### Task
Check the material that follows and say how many lines include the string "Aliquam", giving the number alone.

>>>>

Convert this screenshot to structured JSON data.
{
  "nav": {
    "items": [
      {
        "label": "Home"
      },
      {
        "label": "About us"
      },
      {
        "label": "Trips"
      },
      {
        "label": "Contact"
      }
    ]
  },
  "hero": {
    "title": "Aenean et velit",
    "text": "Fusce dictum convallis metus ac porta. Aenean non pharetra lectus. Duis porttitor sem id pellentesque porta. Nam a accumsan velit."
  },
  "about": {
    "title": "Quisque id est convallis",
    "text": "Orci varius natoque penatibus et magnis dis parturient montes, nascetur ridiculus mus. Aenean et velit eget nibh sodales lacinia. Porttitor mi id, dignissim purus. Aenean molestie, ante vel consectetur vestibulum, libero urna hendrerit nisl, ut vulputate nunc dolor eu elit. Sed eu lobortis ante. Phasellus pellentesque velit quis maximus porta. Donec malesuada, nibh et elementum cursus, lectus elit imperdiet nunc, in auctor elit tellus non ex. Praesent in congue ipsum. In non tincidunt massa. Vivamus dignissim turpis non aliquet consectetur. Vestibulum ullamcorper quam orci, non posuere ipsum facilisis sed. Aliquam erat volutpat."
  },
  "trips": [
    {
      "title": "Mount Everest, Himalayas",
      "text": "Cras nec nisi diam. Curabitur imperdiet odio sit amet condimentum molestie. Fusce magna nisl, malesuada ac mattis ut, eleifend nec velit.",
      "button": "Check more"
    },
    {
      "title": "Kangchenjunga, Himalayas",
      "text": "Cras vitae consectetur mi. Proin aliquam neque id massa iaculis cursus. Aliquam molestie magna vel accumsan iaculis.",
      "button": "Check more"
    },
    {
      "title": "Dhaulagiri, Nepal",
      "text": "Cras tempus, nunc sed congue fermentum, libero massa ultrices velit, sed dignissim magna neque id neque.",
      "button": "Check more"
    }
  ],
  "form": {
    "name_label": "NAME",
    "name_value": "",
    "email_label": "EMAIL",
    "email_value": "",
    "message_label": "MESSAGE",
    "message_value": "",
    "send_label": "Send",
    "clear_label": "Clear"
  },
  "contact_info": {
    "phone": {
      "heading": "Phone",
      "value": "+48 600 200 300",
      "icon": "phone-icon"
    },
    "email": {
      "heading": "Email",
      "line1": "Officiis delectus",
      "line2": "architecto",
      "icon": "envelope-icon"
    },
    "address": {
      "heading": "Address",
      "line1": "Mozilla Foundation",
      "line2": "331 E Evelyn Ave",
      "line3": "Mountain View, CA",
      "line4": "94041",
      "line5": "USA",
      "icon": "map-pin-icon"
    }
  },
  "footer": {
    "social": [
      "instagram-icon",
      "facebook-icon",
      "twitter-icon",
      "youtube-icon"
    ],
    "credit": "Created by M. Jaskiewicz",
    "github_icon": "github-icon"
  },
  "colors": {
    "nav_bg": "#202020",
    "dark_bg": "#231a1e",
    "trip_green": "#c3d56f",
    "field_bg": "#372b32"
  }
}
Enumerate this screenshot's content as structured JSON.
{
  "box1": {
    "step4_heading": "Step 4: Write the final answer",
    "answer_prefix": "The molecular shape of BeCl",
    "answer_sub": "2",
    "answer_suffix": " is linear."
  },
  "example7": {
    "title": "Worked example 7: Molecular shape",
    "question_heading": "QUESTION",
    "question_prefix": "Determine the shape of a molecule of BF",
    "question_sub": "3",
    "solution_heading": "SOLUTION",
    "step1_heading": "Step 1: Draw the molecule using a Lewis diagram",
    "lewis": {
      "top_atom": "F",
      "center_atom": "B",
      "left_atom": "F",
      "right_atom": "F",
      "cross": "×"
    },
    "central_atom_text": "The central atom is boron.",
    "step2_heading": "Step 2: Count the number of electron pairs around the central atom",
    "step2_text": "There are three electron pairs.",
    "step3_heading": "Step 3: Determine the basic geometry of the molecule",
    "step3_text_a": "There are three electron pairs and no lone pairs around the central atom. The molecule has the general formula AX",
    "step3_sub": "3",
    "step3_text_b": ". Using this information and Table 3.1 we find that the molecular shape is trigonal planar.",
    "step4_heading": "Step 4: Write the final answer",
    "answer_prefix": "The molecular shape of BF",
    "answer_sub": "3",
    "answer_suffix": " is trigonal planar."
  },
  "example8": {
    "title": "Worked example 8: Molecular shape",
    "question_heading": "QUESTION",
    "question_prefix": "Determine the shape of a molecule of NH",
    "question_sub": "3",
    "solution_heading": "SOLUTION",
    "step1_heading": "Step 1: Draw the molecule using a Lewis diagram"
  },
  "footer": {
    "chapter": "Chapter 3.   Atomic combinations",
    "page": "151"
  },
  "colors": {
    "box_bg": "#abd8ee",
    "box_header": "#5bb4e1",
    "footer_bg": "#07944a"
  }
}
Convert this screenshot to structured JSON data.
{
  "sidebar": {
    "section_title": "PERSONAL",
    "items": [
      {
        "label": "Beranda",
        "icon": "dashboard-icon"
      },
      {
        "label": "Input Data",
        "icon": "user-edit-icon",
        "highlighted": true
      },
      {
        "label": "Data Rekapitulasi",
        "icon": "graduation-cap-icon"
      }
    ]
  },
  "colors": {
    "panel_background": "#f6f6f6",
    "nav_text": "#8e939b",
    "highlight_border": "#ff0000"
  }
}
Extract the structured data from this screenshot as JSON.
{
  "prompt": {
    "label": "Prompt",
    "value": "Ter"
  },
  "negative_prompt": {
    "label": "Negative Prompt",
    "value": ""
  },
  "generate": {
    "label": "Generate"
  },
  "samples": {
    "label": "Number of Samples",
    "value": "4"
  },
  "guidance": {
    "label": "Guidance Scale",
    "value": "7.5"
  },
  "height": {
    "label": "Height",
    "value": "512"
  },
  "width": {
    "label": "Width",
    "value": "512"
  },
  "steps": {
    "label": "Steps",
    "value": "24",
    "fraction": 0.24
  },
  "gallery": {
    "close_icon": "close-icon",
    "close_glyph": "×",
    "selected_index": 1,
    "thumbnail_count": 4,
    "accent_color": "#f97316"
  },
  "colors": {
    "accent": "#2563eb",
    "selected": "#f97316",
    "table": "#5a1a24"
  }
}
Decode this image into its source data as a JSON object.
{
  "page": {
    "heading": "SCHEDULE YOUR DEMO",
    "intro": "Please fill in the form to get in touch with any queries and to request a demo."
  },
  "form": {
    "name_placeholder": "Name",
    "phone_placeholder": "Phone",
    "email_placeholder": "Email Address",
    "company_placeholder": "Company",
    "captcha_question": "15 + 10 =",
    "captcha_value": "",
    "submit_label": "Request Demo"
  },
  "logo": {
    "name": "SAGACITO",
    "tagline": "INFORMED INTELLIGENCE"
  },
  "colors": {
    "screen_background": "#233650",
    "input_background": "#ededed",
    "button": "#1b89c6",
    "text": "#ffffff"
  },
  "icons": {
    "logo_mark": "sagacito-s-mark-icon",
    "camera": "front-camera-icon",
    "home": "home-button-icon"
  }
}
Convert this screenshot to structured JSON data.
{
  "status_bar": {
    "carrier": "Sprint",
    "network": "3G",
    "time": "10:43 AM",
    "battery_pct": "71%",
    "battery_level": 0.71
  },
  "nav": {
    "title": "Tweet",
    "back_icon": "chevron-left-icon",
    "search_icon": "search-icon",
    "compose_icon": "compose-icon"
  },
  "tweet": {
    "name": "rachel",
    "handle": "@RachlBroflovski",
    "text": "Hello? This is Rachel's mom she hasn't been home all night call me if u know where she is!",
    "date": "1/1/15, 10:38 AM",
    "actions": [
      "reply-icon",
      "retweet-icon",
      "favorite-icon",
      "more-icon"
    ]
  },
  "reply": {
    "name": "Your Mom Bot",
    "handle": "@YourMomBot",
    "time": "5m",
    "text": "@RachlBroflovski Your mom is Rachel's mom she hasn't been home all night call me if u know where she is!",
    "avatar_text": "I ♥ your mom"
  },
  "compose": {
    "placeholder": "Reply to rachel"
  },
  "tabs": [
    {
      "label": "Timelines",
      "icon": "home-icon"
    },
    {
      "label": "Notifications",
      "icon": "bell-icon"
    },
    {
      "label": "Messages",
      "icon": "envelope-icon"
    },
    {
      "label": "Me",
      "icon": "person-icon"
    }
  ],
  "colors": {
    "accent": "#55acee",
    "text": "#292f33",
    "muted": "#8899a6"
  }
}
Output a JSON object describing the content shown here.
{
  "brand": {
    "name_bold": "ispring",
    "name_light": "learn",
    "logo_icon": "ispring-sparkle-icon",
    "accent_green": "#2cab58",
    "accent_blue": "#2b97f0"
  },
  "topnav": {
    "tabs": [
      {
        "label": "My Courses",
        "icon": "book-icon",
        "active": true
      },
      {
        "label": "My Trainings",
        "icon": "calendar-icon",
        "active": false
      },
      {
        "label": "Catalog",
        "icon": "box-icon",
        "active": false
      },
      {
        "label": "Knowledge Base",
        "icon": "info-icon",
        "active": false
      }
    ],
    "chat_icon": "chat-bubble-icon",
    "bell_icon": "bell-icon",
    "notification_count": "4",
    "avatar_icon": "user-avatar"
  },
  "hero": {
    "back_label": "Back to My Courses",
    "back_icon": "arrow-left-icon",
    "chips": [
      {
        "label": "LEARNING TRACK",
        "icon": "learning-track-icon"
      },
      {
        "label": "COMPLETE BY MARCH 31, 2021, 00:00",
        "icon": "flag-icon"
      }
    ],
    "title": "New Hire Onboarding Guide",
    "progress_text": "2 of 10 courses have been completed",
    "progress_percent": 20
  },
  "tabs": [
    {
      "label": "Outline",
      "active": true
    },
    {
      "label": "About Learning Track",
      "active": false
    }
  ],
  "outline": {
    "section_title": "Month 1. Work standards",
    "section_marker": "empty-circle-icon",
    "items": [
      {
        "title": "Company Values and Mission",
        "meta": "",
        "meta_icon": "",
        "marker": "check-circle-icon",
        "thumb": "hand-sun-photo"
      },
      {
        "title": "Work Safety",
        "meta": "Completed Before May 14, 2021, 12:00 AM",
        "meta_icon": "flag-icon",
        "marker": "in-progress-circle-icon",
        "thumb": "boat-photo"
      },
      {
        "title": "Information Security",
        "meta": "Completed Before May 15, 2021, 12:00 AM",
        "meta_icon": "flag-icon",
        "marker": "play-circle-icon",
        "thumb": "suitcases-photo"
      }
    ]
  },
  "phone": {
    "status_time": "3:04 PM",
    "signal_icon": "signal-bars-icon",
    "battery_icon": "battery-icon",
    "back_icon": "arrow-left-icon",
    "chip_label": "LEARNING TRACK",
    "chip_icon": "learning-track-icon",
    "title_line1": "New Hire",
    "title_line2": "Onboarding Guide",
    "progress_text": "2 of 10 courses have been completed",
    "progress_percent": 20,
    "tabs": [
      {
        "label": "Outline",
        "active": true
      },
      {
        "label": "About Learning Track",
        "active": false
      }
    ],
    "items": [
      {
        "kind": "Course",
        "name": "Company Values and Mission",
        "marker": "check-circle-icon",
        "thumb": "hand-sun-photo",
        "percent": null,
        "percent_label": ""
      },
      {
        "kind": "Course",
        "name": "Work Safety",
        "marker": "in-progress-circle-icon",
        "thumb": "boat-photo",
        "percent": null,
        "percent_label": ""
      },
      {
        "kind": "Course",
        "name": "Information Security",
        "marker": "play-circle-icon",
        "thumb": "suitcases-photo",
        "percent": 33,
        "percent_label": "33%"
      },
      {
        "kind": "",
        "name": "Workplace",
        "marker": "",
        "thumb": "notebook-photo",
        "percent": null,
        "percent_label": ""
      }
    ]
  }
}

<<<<

### Problem solution
2